Here is a term that has been on my mind a lot, ever since some kids walking down the street, twenty years ago, spotted me and my manually powered reel mower.

“Look at that dude! He’s got one of them throwback lawnmowers!”

That’s a good working definition of an atavism. The etymology given by the OED, as you might guess, is the Latin atavus, either “a great-grandfather’s grandfather” or more generally, “an ancestor.”

For once, the OED’s entry appears really limited, providing no usage examples. It notes resemblance to an ancestor rather than to one’s parents, or the recurrence of a disease common in distant family history, but not in one’s recent ancestors. My favorite print dictionaries, old and new, provide little more.  So I will strike out into the atavistic thickets by myself.

I’ve seen our word, as noun and adjective, used both in science and elsewhere, to mean a “throwback,” something from an earlier time that has somehow erupted into the present. I write “erupted” because my sense of the term is not an historical or biological survival from an earlier epoch but something that emerges, like new. It calls the mind and eye back to an earlier time. Hence  Frank Norris’ description of the titular character in one of my favorite novels, McTeague: “His head was square-cut, angular; the jaw salient, like that of the carnivora.” Norris’ protagonist is a brute, a throwback to some imagined caveman past.

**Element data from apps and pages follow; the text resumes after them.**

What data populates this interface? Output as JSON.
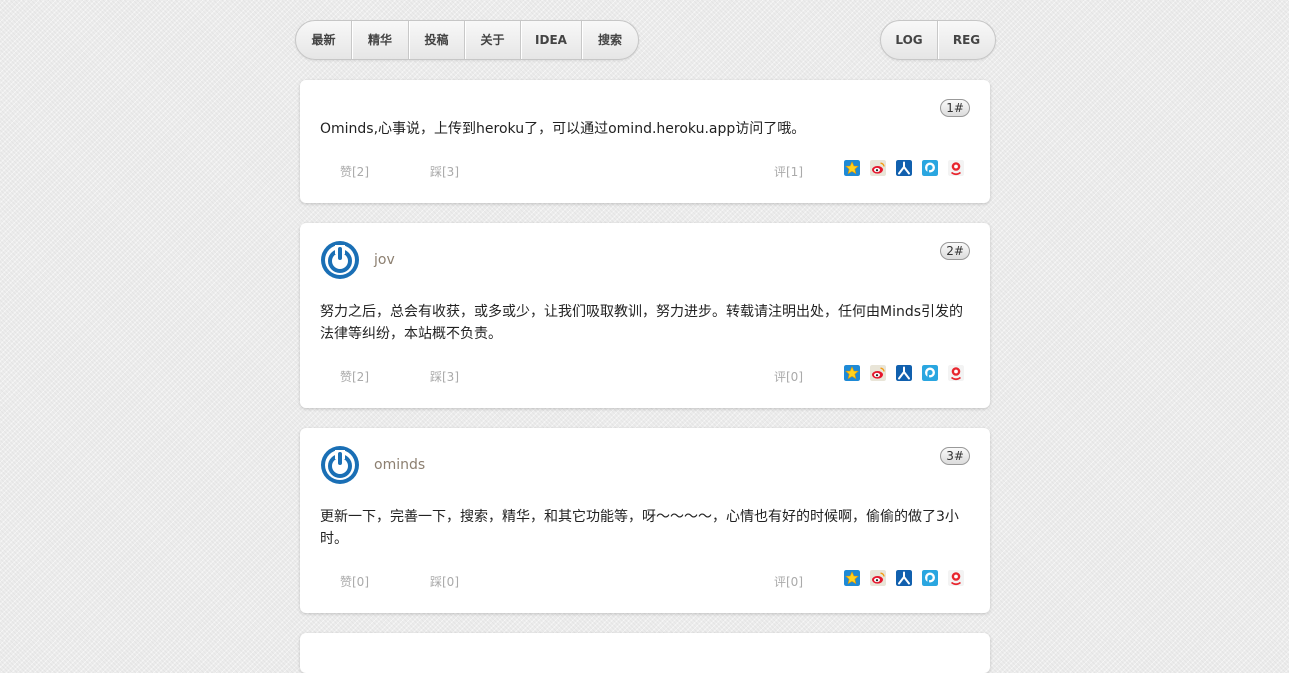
{
  "nav": {
    "left": [
      "最新",
      "精华",
      "投稿",
      "关于",
      "IDEA",
      "搜索"
    ],
    "right": [
      "LOG",
      "REG"
    ]
  },
  "posts": [
    {
      "floor": "1#",
      "content": "Ominds,心事说，上传到heroku了，可以通过omind.heroku.app访问了哦。",
      "like": "赞[2]",
      "dislike": "踩[3]",
      "comment": "评[1]"
    },
    {
      "floor": "2#",
      "author": "jov",
      "content_lines": [
        "努力之后，总会有收获，或多或少，让我们吸取教训，努力进步。转载请注明出处，任何由Minds引发的",
        "法律等纠纷，本站概不负责。"
      ],
      "like": "赞[2]",
      "dislike": "踩[3]",
      "comment": "评[0]"
    },
    {
      "floor": "3#",
      "author": "ominds",
      "content_lines": [
        "更新一下，完善一下，搜索，精华，和其它功能等，呀～～～～，心情也有好的时候啊，偷偷的做了3小",
        "时。"
      ],
      "like": "赞[0]",
      "dislike": "踩[0]",
      "comment": "评[0]"
    }
  ],
  "share_icons": [
    "qzone-icon",
    "weibo-icon",
    "renren-icon",
    "pengyou-icon",
    "kaixin-icon"
  ],
  "colors": {
    "avatar": "#1a6fb5",
    "username": "#8c7f70",
    "action": "#aaaaaa"
  }
}
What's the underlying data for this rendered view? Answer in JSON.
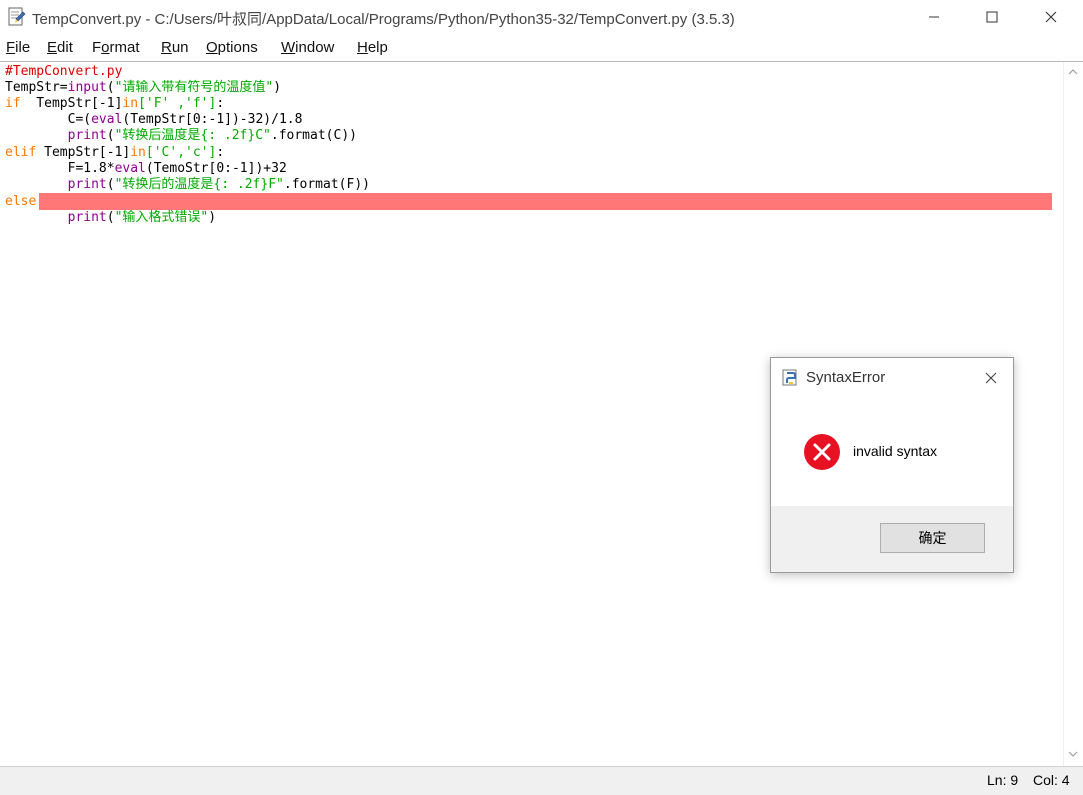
{
  "window": {
    "title": "TempConvert.py - C:/Users/叶叔同/AppData/Local/Programs/Python/Python35-32/TempConvert.py (3.5.3)",
    "minimize_icon": "minimize-icon",
    "maximize_icon": "maximize-icon",
    "close_icon": "close-icon"
  },
  "menu": [
    {
      "mn": "F",
      "rest": "ile"
    },
    {
      "mn": "E",
      "rest": "dit"
    },
    {
      "pre": "F",
      "mn": "o",
      "rest": "rmat"
    },
    {
      "mn": "R",
      "rest": "un"
    },
    {
      "mn": "O",
      "rest": "ptions"
    },
    {
      "mn": "W",
      "rest": "indow"
    },
    {
      "mn": "H",
      "rest": "elp"
    }
  ],
  "code": {
    "l1": "#TempConvert.py",
    "l2": {
      "a": "TempStr=",
      "b": "input",
      "c": "(",
      "d": "\"请输入带有符号的温度值\"",
      "e": ")"
    },
    "l3": {
      "a": "if",
      "b": "  TempStr[-1]",
      "c": "in",
      "d": "['F' ,'f']",
      "e": ":"
    },
    "l4": {
      "a": "        C=(",
      "b": "eval",
      "c": "(TempStr[0:-1])-32)/1.8"
    },
    "l5": {
      "a": "        ",
      "b": "print",
      "c": "(",
      "d": "\"转换后温度是{: .2f}C\"",
      "e": ".format(C))"
    },
    "l6": {
      "a": "elif",
      "b": " TempStr[-1]",
      "c": "in",
      "d": "['C','c']",
      "e": ":"
    },
    "l7": {
      "a": "        F=1.8*",
      "b": "eval",
      "c": "(TemoStr[0:-1])+32"
    },
    "l8": {
      "a": "        ",
      "b": "print",
      "c": "(",
      "d": "\"转换后的温度是{: .2f}F\"",
      "e": ".format(F))"
    },
    "l9": "else",
    "l10": {
      "a": "        ",
      "b": "print",
      "c": "(",
      "d": "\"输入格式错误\"",
      "e": ")"
    }
  },
  "status": {
    "ln": "Ln: 9",
    "col": "Col: 4"
  },
  "dialog": {
    "title": "SyntaxError",
    "message": "invalid syntax",
    "ok_label": "确定",
    "error_icon": "error-icon"
  },
  "colors": {
    "comment": "#dd0000",
    "keyword": "#ff7700",
    "builtin": "#900090",
    "string": "#00aa00",
    "error_highlight": "#ff7777",
    "error_icon": "#e81123"
  }
}
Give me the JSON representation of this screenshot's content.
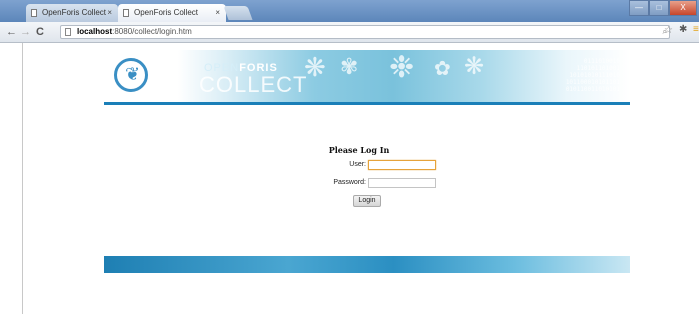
{
  "browser": {
    "tabs": [
      {
        "label": "OpenForis Collect",
        "active": false
      },
      {
        "label": "OpenForis Collect",
        "active": true
      }
    ],
    "close_glyph": "×",
    "address": {
      "host": "localhost",
      "rest": ":8080/collect/login.htm"
    },
    "window_buttons": {
      "minimize": "—",
      "maximize": "□",
      "close": "X"
    }
  },
  "banner": {
    "brand_top_light": "OPEN",
    "brand_top_bold": "FORIS",
    "brand_bottom": "COLLECT",
    "binary_lines": [
      "0111010010",
      "110101101001",
      "10101010111010",
      "101100010101101",
      "010110011010101"
    ]
  },
  "login": {
    "title": "Please Log In",
    "user_label": "User:",
    "user_value": "",
    "password_label": "Password:",
    "password_value": "",
    "button_label": "Login"
  },
  "colors": {
    "accent": "#1a7fb8",
    "focus_border": "#e6a33b"
  }
}
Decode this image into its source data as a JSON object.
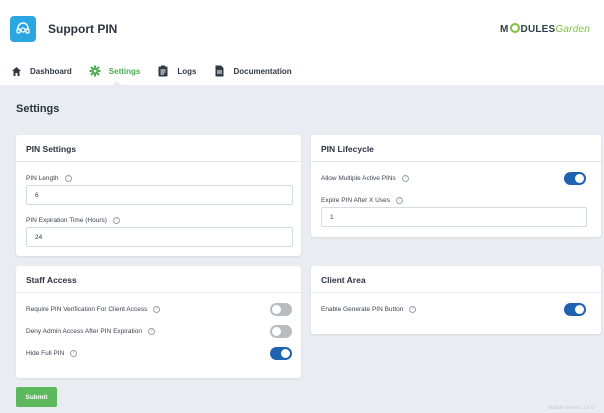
{
  "header": {
    "app_title": "Support PIN",
    "logo_text_left": "M",
    "logo_text_mid": "DULES",
    "logo_text_right": "Garden",
    "app_icon": "headset-icon",
    "accent_color": "#2aa7e0"
  },
  "nav": {
    "items": [
      {
        "label": "Dashboard",
        "icon": "home-icon",
        "active": false
      },
      {
        "label": "Settings",
        "icon": "gear-icon",
        "active": true
      },
      {
        "label": "Logs",
        "icon": "clipboard-icon",
        "active": false
      },
      {
        "label": "Documentation",
        "icon": "document-icon",
        "active": false
      }
    ],
    "active_color": "#4caf50"
  },
  "page": {
    "heading": "Settings"
  },
  "pin_settings": {
    "title": "PIN Settings",
    "pin_length_label": "PIN Length",
    "pin_length_value": "6",
    "expiration_label": "PIN Expiration Time (Hours)",
    "expiration_value": "24"
  },
  "pin_lifecycle": {
    "title": "PIN Lifecycle",
    "multiple_label": "Allow Multiple Active PINs",
    "multiple_on": true,
    "expire_label": "Expire PIN After X Uses",
    "expire_value": "1"
  },
  "staff_access": {
    "title": "Staff Access",
    "items": [
      {
        "label": "Require PIN Verification For Client Access",
        "on": false
      },
      {
        "label": "Deny Admin Access After PIN Expiration",
        "on": false
      },
      {
        "label": "Hide Full PIN",
        "on": true
      }
    ]
  },
  "client_area": {
    "title": "Client Area",
    "generate_label": "Enable Generate PIN Button",
    "generate_on": true
  },
  "actions": {
    "submit_label": "Submit"
  },
  "footer": {
    "version": "Module version 1.0.0"
  },
  "colors": {
    "toggle_on": "#1e63b0",
    "toggle_off": "#b7bcc1",
    "submit": "#5cb85c"
  }
}
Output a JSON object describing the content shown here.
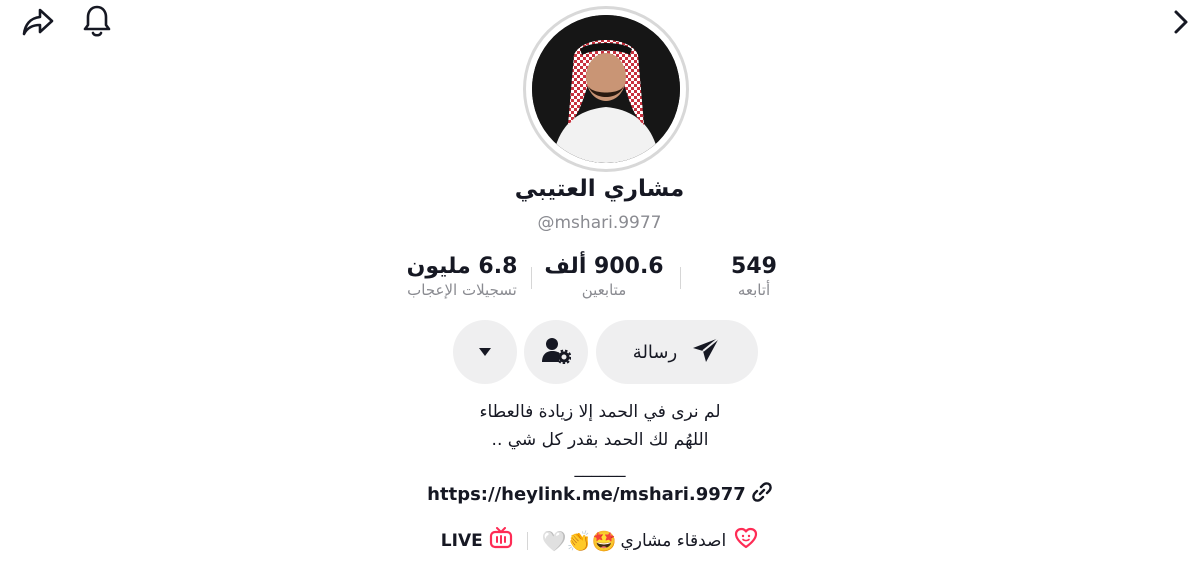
{
  "profile": {
    "display_name": "مشاري العتيبي",
    "handle": "@mshari.9977"
  },
  "stats": {
    "following": {
      "value": "549",
      "label": "أتابعه"
    },
    "followers": {
      "value": "900.6 ألف",
      "label": "متابعين"
    },
    "likes": {
      "value": "6.8 مليون",
      "label": "تسجيلات الإعجاب"
    }
  },
  "actions": {
    "message_label": "رسالة"
  },
  "bio": {
    "line1": "لم نرى في الحمد إلا زيادة فالعطاء",
    "line2": "اللهُم لك الحمد بقدر كل شي ..",
    "line3": "______",
    "link": "https://heylink.me/mshari.9977"
  },
  "bottom": {
    "friends_label": "اصدقاء مشاري",
    "friends_emojis": "🤩👏🤍",
    "live_label": "LIVE"
  },
  "icons": {
    "share": "share-icon",
    "bell": "bell-icon",
    "chevron": "chevron-right-icon",
    "send": "send-icon",
    "person_gear": "person-settings-icon",
    "caret": "caret-down-icon",
    "link": "link-icon",
    "live": "tv-icon",
    "heart_face": "heart-smile-icon"
  },
  "colors": {
    "accent": "#fe2c55",
    "muted": "#8a8b91",
    "pill_bg": "#efeff0"
  }
}
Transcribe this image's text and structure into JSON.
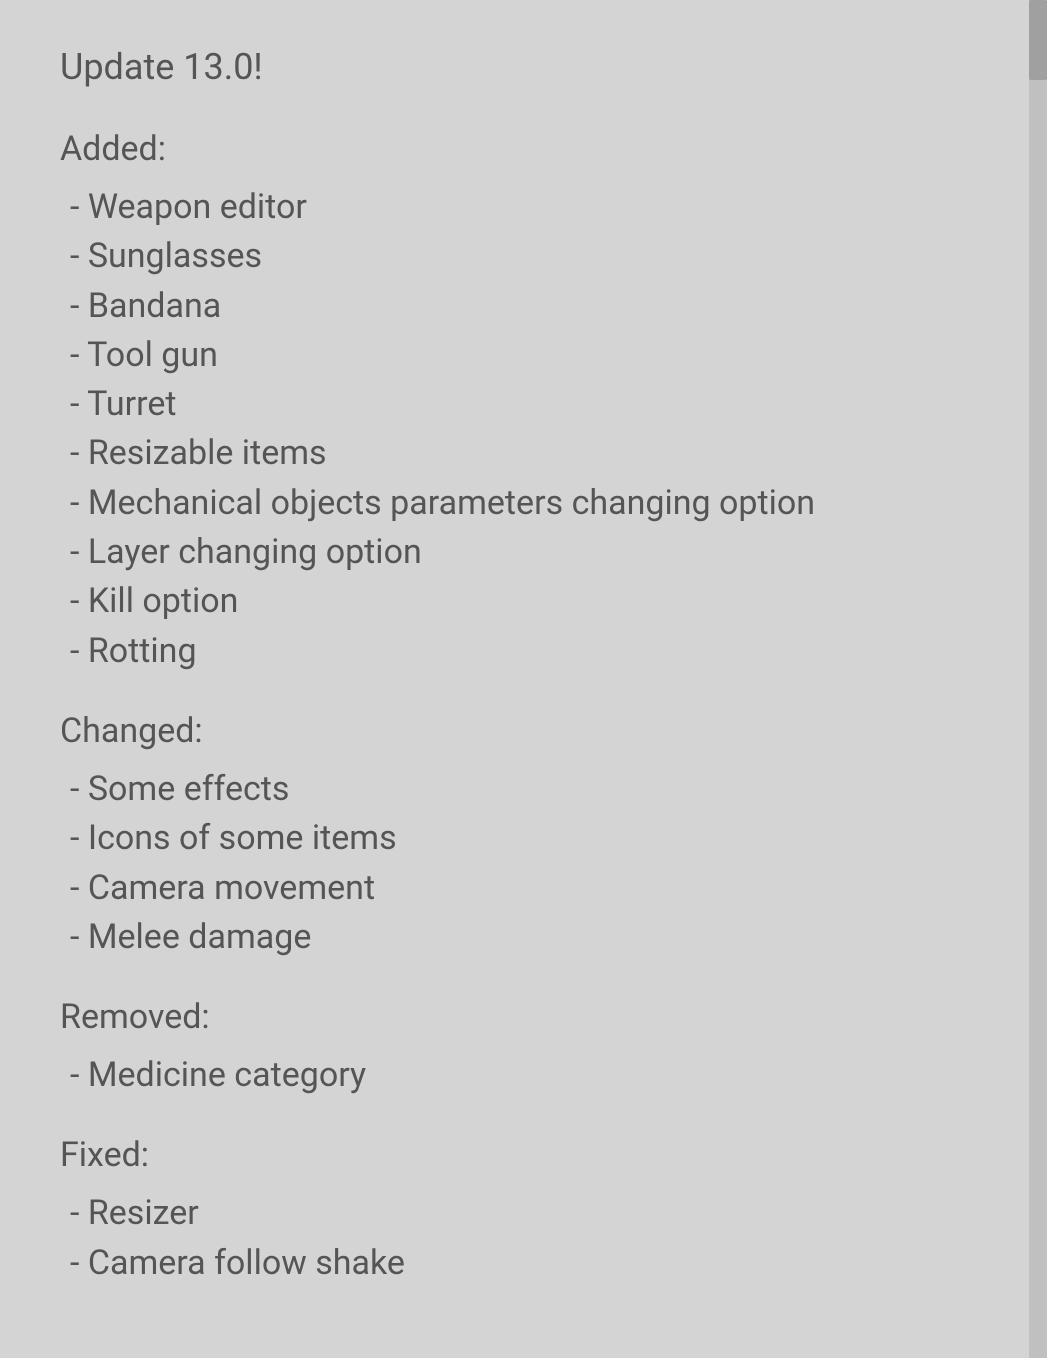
{
  "page": {
    "title": "Update 13.0!",
    "sections": [
      {
        "label": "Added:",
        "items": [
          "- Weapon editor",
          "- Sunglasses",
          "- Bandana",
          "- Tool gun",
          "- Turret",
          "- Resizable items",
          "- Mechanical objects parameters changing option",
          "- Layer changing option",
          "- Kill option",
          "- Rotting"
        ]
      },
      {
        "label": "Changed:",
        "items": [
          "- Some effects",
          "- Icons of some items",
          "- Camera movement",
          "- Melee damage"
        ]
      },
      {
        "label": "Removed:",
        "items": [
          "- Medicine category"
        ]
      },
      {
        "label": "Fixed:",
        "items": [
          "- Resizer",
          "- Camera follow shake"
        ]
      }
    ]
  }
}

Consider nonhuman examples: I do not mean a perfectly restored 1964 1/2 Ford Mustang but one sold as new, presumably a zero-mile example found improbably on the premises of a Ford factory. Better still, imagine the faces of shocked workers when such a car appeared magically on the assembly line. That dream of car collectors would be in keeping with the biological idea of atavism.

My favorite pop-culture atavism appears at the top of this post.

I have been waiting a long time to use the Mountain Dew “Throwback” logo for something. I drank the stuff in high school. Somehow I lost the taste, but my fondness for Hillbilly kitsch has remained strong.

This blog will continue all summer, so nominate a word by e-mailing me (jessid -at- richmond -dot- edu) or leaving a comment below.

See all of our Words of the Week here.